▶ **What this task involves**
Find how many lines of the records hold the string "structured" and reply with only that total.

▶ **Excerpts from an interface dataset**

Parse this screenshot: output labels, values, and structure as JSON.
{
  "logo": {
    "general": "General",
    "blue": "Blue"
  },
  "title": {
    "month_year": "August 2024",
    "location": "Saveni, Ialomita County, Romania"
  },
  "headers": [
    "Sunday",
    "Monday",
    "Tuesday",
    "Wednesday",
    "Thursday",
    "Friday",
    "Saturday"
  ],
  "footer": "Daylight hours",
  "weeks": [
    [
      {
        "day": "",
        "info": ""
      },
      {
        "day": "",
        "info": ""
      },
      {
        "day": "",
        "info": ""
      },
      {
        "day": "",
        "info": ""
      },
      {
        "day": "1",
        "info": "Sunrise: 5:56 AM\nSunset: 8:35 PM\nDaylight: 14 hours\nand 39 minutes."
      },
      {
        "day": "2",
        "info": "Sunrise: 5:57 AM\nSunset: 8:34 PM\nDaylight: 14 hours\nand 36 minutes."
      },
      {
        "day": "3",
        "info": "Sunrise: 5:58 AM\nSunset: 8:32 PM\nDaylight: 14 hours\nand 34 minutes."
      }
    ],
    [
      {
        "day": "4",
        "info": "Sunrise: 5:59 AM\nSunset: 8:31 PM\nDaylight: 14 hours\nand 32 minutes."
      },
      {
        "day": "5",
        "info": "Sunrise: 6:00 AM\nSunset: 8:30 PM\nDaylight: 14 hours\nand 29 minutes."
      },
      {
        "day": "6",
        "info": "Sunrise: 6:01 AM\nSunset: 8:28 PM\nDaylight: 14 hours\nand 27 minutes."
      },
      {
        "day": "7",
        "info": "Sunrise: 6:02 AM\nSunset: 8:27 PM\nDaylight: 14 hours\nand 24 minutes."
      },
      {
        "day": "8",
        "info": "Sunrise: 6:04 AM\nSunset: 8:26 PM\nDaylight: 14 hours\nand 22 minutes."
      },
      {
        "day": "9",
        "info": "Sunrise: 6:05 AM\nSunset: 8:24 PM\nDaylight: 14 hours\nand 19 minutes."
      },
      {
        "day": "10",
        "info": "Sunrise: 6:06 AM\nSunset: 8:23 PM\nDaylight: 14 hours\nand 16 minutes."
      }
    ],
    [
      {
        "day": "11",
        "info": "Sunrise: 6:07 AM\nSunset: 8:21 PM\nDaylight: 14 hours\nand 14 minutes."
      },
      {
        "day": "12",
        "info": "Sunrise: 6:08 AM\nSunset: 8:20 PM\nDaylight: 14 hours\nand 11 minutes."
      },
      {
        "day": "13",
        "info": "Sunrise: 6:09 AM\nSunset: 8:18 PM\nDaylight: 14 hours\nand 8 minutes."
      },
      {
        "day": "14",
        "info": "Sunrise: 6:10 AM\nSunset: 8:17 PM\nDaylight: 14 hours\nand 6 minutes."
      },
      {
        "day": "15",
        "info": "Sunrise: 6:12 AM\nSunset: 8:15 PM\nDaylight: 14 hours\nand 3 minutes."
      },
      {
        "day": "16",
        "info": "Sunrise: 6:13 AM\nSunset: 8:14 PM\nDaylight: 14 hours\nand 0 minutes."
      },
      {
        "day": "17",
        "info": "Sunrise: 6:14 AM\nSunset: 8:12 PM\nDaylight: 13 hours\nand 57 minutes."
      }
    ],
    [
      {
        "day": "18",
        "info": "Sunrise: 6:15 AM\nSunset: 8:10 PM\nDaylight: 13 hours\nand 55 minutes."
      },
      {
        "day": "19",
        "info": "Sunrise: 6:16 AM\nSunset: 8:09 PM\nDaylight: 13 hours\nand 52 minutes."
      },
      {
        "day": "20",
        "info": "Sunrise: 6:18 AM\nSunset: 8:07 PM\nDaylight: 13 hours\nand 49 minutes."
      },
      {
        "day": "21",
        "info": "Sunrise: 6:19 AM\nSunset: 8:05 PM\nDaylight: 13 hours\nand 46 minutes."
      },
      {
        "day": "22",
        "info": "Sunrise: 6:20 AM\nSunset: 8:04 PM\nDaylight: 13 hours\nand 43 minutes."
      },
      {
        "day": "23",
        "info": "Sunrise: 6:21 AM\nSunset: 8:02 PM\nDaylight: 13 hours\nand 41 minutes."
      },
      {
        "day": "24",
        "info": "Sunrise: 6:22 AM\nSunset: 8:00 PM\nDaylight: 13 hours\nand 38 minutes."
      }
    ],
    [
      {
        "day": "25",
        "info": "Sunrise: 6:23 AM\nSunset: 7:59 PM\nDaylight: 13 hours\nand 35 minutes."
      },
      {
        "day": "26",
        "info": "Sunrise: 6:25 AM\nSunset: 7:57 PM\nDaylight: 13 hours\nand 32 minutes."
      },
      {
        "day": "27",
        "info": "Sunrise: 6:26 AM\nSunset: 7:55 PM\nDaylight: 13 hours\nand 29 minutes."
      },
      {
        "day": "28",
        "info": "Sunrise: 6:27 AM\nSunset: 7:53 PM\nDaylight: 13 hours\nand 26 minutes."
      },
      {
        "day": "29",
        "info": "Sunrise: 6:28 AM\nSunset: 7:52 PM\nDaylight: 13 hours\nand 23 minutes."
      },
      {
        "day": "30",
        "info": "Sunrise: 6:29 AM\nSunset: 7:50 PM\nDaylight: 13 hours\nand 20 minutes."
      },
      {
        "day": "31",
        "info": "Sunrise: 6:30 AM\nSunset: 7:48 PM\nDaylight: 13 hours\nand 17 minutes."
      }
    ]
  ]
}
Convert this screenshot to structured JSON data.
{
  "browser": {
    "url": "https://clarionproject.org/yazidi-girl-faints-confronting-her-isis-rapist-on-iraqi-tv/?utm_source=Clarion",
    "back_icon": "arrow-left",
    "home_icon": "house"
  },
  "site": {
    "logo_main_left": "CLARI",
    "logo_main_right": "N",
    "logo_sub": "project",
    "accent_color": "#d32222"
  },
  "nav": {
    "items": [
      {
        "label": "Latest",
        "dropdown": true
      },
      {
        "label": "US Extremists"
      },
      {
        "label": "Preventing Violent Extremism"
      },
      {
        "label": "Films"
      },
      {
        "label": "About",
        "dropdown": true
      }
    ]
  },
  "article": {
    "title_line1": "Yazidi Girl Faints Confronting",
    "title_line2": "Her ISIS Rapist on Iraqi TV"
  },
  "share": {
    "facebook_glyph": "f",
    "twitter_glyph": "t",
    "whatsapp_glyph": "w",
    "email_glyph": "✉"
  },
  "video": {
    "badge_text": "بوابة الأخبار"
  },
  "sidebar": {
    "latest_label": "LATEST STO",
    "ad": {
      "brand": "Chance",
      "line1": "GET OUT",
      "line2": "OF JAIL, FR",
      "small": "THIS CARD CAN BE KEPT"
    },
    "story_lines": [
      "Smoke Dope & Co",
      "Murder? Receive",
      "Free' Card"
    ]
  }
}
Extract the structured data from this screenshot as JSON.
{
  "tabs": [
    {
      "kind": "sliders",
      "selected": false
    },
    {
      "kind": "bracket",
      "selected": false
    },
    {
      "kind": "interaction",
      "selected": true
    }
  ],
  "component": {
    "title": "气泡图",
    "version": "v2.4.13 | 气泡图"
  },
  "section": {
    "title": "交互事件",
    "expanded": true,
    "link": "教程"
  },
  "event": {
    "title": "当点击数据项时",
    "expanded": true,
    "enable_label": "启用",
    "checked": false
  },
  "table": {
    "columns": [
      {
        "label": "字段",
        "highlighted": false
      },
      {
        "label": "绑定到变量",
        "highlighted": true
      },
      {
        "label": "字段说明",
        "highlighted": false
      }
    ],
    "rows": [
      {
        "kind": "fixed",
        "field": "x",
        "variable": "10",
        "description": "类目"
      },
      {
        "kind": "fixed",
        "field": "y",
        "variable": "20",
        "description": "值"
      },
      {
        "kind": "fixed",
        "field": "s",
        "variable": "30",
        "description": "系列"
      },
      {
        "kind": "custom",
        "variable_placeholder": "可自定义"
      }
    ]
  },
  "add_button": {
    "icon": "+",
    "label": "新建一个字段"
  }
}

▶ **Answer to the problem**
2